Sometimes politics creeps into horror movies by chance. George Romero, for instance, has said he hired African-American actor Duane Jones as the lead in Night of the Living Dead not because of his race but because he was the best actor. That would make the film’s finale, with its images echoing a lynch mob, and all the heated conversations Jones’ protagonist has with the white characters who doubt him resonant accidents. But sometimes horror is political by design. Wes Craven patterning the inner city-exploiting villains of The People Under the Stairs after Ronald and Nancy Reagan, for instance, was clearly a conscious choice.
From its first scene, Get Out signals it belongs in the latter category. As the film opens, a black man walks down a suburban street talking on his cell phone and minding his own business. The image alone creates a sense of dread even before a car starts to tail him and a masked figure emerges to take him down. He’s done nothing wrong except being the wrong race in the wrong place at the wrong time. The danger is real even if his offense is not.
It’s a bracing start to a movie that then shifts to become a tense, slow burning film of escalating tension. Daniel Kaluuya (Skins, Black Mirror) stars as Chris, an up-and-coming New York photographer who’s visibly nervous as he prepares for a trip upstate to meet the family of his white girlfriend Rose (Allison Williams). Rose is full of reassurances that he’ll be welcome. Her family, after all, couldn’t be more liberal. Her mother Missy (Catherine Keener) works as a psychiatrist helping others all day and her father Dean (Bradley Whitford) would have voted for Obama three times if he could and will probably tell Chris that himself. He does, with a smile on his face to drive his enthusiasm home. But that doesn’t mean their visit will be a safe one for Chris.
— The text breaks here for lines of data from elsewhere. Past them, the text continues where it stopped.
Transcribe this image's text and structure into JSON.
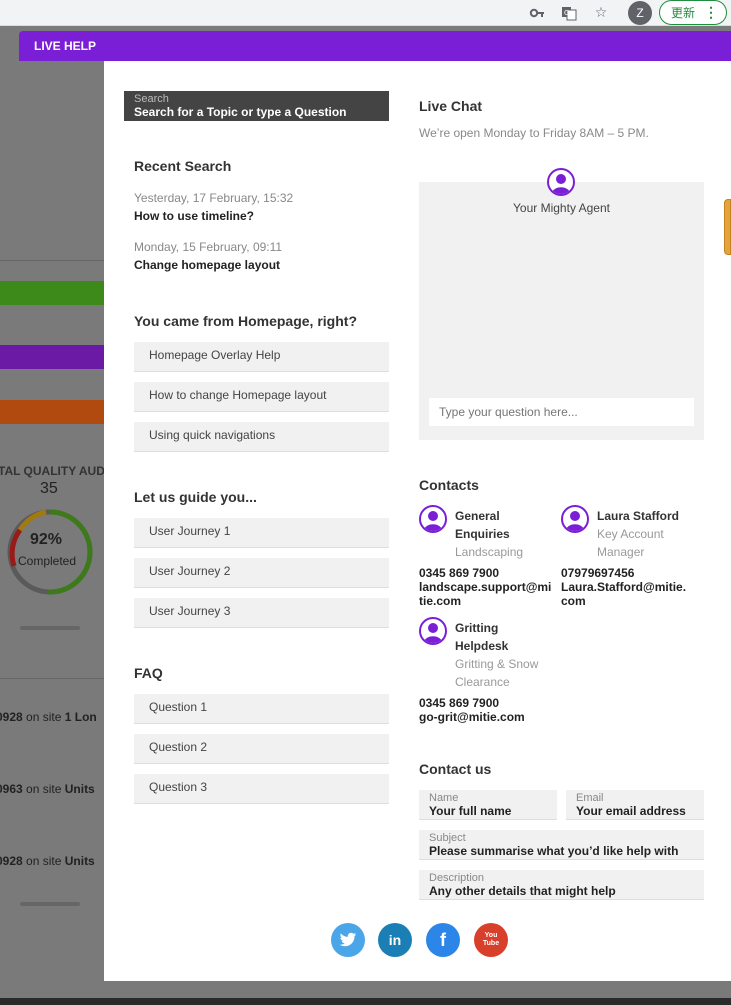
{
  "browser": {
    "avatar_letter": "Z",
    "update_label": "更新",
    "icons": [
      "key-icon",
      "translate-icon",
      "star-icon"
    ]
  },
  "background": {
    "section_title": "TAL QUALITY AUD",
    "count": "35",
    "donut_percent": "92%",
    "donut_percent_value": 0.92,
    "donut_label": "Completed",
    "rows": [
      {
        "id": "0928",
        "mid": " on site ",
        "site": "1 Lon"
      },
      {
        "id": "0963",
        "mid": " on site ",
        "site": "Units"
      },
      {
        "id": "0928",
        "mid": " on site ",
        "site": "Units"
      }
    ],
    "bar_colors": [
      "#3d8a1a",
      "#6a1aa4",
      "#b04a0f"
    ]
  },
  "header": {
    "title": "LIVE HELP",
    "color": "#7a1fd6"
  },
  "search": {
    "label": "Search",
    "placeholder": "Search for a Topic or type a Question"
  },
  "recent": {
    "title": "Recent Search",
    "items": [
      {
        "time": "Yesterday, 17 February, 15:32",
        "text": "How to use timeline?"
      },
      {
        "time": "Monday, 15 February, 09:11",
        "text": "Change homepage layout"
      }
    ]
  },
  "came_from": {
    "title": "You came from Homepage, right?",
    "items": [
      "Homepage Overlay Help",
      "How to change Homepage layout",
      "Using quick navigations"
    ]
  },
  "guide": {
    "title": "Let us guide you...",
    "items": [
      "User Journey 1",
      "User Journey 2",
      "User Journey 3"
    ]
  },
  "faq": {
    "title": "FAQ",
    "items": [
      "Question 1",
      "Question 2",
      "Question 3"
    ]
  },
  "live_chat": {
    "title": "Live Chat",
    "hours": "We’re open Monday to Friday 8AM – 5 PM.",
    "agent": "Your Mighty Agent",
    "input_placeholder": "Type your question here..."
  },
  "contacts": {
    "title": "Contacts",
    "people": [
      {
        "name_l1": "General",
        "name_l2": "Enquiries",
        "role_l1": "Landscaping",
        "role_l2": "",
        "phone": "0345 869 7900",
        "email_l1": "landscape.support@mi",
        "email_l2": "tie.com"
      },
      {
        "name_l1": "Laura Stafford",
        "name_l2": "",
        "role_l1": "Key Account",
        "role_l2": "Manager",
        "phone": "07979697456",
        "email_l1": "Laura.Stafford@mitie.",
        "email_l2": "com"
      },
      {
        "name_l1": "Gritting",
        "name_l2": "Helpdesk",
        "role_l1": "Gritting & Snow",
        "role_l2": "Clearance",
        "phone": "0345 869 7900",
        "email_l1": "go-grit@mitie.com",
        "email_l2": ""
      }
    ]
  },
  "contact_us": {
    "title": "Contact us",
    "name": {
      "label": "Name",
      "placeholder": "Your full name"
    },
    "email": {
      "label": "Email",
      "placeholder": "Your email address"
    },
    "subject": {
      "label": "Subject",
      "placeholder": "Please summarise what you’d like help with"
    },
    "description": {
      "label": "Description",
      "placeholder": "Any other details that might help"
    }
  },
  "social": [
    {
      "name": "twitter",
      "color": "#4aa6e8"
    },
    {
      "name": "linkedin",
      "color": "#1b7fb5"
    },
    {
      "name": "facebook",
      "color": "#2b86e8"
    },
    {
      "name": "youtube",
      "color": "#d8402c",
      "glyph": "You Tube"
    }
  ]
}
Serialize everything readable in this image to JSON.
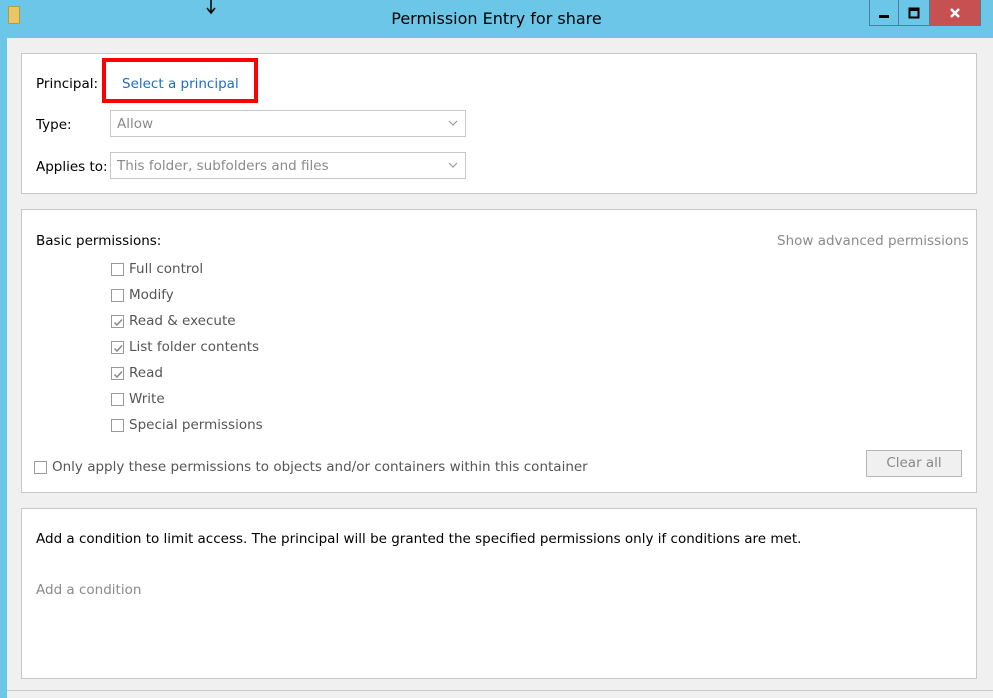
{
  "window": {
    "title": "Permission Entry for share"
  },
  "principal": {
    "label": "Principal:",
    "link": "Select a principal"
  },
  "type": {
    "label": "Type:",
    "value": "Allow"
  },
  "applies": {
    "label": "Applies to:",
    "value": "This folder, subfolders and files"
  },
  "basic": {
    "label": "Basic permissions:",
    "advanced_link": "Show advanced permissions",
    "items": [
      {
        "label": "Full control",
        "checked": false
      },
      {
        "label": "Modify",
        "checked": false
      },
      {
        "label": "Read & execute",
        "checked": true
      },
      {
        "label": "List folder contents",
        "checked": true
      },
      {
        "label": "Read",
        "checked": true
      },
      {
        "label": "Write",
        "checked": false
      },
      {
        "label": "Special permissions",
        "checked": false
      }
    ],
    "only_apply": {
      "label": "Only apply these permissions to objects and/or containers within this container",
      "checked": false
    },
    "clear_all": "Clear all"
  },
  "condition": {
    "text": "Add a condition to limit access. The principal will be granted the specified permissions only if conditions are met.",
    "link": "Add a condition"
  },
  "colors": {
    "titlebar": "#6bc6e8",
    "close": "#c75050",
    "link": "#1a6fc9",
    "highlight": "#ff0000"
  }
}
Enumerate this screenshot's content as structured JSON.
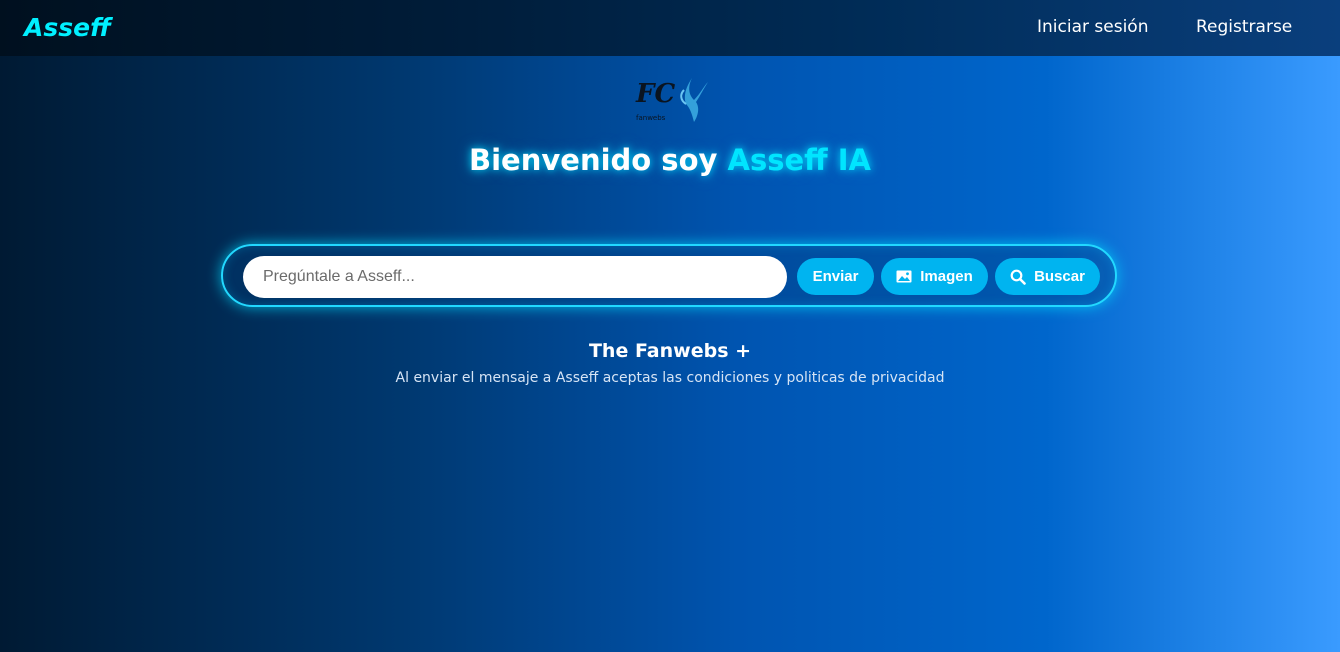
{
  "nav": {
    "brand": "Asseff",
    "links": [
      {
        "label": "Iniciar sesión"
      },
      {
        "label": "Registrarse"
      }
    ]
  },
  "logo": {
    "text": "FC",
    "subtext": "fanwebs"
  },
  "hero": {
    "title_prefix": "Bienvenido soy ",
    "title_accent": "Asseff IA"
  },
  "chat": {
    "placeholder": "Pregúntale a Asseff...",
    "value": "",
    "buttons": {
      "send": "Enviar",
      "image": "Imagen",
      "search": "Buscar"
    }
  },
  "footer": {
    "title": "The Fanwebs +",
    "note": "Al enviar el mensaje a Asseff aceptas las condiciones y politicas de privacidad"
  },
  "colors": {
    "accent": "#00e5ff",
    "button": "#00b4f0",
    "glow_border": "#22d8ff"
  },
  "icons": {
    "image_button": "image-icon",
    "search_button": "search-icon"
  }
}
Get Out is the writing and directing debut of Jordan Peele, one half of the team behind the great sketch comedy series Key and Peele. It’s also his first major project since the series ended and he collaborated with Keegan-Michael Key on last year’s future-cult-classic comedy Keanu. It sounds like a departure from his past work, and in many ways it is. Though Peele deploys humor throughout the film — Lil Rel Howery has a scene-stealing role as Chris’ friend who warns him against taking the trip — Get Out is a smart and unsparing horror movie to the bone.